Segment Start: Material provided

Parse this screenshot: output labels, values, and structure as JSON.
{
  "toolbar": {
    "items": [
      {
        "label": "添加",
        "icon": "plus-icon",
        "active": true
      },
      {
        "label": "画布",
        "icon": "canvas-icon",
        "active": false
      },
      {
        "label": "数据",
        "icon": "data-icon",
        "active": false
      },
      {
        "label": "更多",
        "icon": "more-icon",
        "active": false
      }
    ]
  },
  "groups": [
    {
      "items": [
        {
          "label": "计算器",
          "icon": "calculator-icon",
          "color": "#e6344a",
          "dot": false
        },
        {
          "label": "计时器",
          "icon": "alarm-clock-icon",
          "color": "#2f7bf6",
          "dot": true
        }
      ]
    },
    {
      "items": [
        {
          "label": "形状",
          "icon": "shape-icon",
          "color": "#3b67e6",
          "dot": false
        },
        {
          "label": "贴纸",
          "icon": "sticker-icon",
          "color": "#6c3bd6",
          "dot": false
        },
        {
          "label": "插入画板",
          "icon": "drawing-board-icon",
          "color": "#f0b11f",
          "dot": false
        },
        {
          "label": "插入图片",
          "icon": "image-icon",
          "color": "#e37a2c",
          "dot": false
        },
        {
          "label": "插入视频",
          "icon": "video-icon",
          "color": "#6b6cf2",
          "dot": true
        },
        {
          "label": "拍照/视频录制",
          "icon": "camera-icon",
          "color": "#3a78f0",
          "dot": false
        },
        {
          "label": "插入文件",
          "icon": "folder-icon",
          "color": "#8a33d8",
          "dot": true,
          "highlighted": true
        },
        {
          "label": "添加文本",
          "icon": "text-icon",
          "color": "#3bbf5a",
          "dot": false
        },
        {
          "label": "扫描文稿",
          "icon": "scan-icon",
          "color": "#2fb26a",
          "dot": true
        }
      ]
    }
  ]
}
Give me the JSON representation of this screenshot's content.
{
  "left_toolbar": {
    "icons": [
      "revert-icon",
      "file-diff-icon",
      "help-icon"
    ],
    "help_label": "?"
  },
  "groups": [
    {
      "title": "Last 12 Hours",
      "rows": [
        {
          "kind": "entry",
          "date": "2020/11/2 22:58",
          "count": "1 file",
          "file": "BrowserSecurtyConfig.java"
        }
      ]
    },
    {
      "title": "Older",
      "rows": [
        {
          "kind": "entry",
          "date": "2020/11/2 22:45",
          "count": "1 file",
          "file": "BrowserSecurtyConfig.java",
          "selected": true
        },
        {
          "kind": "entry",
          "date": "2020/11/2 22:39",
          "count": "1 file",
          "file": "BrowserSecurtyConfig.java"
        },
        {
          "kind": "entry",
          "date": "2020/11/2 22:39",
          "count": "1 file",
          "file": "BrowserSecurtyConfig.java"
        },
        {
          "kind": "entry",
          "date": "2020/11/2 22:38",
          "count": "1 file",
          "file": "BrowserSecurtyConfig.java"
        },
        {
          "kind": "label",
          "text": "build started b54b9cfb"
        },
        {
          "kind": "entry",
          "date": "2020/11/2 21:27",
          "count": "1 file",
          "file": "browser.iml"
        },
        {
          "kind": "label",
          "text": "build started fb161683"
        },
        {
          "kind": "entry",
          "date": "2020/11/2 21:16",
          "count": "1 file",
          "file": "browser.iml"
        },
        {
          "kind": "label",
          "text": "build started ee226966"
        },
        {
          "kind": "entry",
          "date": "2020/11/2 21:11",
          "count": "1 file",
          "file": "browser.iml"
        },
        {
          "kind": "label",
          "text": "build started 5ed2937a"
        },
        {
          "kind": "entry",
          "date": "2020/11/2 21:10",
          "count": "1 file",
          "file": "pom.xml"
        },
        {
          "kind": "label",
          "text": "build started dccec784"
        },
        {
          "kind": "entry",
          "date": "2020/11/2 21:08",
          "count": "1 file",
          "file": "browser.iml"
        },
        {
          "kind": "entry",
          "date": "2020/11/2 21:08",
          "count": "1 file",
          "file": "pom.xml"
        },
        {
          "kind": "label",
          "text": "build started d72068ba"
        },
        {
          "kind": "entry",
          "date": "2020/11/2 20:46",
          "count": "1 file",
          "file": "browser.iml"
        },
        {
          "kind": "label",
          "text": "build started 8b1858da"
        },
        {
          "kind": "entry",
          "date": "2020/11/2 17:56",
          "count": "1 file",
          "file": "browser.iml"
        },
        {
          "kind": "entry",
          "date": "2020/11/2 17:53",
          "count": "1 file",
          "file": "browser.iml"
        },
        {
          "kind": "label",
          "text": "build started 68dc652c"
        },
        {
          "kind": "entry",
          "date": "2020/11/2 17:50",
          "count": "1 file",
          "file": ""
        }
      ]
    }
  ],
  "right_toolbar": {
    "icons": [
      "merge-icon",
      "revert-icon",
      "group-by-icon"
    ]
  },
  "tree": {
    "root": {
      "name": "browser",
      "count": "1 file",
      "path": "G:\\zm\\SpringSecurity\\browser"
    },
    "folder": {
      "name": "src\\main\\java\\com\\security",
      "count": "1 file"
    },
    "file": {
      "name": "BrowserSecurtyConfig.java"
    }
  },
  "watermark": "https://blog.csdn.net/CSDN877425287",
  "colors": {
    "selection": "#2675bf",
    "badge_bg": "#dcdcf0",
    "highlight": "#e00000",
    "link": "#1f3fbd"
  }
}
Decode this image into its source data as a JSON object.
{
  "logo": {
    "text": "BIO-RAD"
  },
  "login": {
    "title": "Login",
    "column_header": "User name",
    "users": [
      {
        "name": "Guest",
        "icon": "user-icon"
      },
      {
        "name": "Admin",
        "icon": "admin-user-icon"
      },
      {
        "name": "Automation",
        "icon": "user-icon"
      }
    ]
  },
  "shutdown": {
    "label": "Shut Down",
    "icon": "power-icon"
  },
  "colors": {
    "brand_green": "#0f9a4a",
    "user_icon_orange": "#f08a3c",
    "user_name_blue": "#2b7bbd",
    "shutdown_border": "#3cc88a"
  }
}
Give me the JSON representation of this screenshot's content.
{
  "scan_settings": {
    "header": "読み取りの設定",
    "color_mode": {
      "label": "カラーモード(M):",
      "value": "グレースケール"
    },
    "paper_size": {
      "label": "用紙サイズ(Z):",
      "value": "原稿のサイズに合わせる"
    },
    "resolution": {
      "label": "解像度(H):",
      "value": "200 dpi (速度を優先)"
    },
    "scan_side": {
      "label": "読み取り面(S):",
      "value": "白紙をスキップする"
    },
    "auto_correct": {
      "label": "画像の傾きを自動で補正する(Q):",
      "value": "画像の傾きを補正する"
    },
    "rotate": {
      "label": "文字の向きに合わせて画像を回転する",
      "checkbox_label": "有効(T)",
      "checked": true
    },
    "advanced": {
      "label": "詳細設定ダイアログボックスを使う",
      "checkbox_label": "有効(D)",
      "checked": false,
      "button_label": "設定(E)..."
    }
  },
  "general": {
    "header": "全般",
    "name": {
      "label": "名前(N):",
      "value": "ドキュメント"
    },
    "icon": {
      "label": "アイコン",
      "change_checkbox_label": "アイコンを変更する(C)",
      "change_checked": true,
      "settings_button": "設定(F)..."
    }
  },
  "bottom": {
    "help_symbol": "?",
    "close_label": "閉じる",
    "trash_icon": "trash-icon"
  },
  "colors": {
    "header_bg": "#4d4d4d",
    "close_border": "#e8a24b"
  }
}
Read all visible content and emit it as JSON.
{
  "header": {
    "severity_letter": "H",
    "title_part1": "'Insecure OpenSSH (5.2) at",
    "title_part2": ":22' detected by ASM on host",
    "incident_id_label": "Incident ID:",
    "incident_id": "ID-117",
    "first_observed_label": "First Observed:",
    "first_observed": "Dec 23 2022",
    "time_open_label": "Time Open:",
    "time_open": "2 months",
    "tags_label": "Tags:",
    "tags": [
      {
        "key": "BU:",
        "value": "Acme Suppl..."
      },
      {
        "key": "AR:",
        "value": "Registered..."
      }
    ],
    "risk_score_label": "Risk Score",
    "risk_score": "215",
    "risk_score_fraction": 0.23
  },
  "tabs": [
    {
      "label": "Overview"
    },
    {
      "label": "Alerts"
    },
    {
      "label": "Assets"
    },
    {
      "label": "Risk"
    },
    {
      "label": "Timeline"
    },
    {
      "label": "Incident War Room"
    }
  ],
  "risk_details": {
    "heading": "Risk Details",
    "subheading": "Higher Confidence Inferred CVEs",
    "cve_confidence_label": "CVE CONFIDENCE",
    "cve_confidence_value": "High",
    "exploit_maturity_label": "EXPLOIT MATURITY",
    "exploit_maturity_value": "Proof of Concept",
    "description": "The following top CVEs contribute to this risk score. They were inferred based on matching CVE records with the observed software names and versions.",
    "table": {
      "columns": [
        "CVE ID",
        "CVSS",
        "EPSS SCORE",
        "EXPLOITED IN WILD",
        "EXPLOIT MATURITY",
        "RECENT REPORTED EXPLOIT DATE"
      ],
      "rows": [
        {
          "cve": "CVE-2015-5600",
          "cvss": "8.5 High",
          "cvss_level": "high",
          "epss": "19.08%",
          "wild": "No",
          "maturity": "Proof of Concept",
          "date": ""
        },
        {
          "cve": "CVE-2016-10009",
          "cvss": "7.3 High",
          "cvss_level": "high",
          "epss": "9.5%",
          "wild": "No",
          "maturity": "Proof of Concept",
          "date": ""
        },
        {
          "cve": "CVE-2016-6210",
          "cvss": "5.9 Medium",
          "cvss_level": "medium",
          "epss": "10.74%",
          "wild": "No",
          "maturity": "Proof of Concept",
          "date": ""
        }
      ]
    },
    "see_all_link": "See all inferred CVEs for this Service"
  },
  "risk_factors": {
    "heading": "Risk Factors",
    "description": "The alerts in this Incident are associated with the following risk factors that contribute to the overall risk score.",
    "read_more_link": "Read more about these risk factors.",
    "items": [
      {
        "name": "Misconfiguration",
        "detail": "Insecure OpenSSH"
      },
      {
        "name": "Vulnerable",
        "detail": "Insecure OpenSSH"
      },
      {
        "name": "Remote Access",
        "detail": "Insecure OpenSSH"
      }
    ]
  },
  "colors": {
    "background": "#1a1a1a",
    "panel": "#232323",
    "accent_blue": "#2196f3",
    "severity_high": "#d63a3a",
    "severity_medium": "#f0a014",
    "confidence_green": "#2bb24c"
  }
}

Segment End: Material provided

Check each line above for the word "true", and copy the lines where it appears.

        "active": true
          "dot": true
          "dot": true
          "dot": true,
          "highlighted": true
          "dot": true
          "selected": true
      "checked": true
      "change_checked": true,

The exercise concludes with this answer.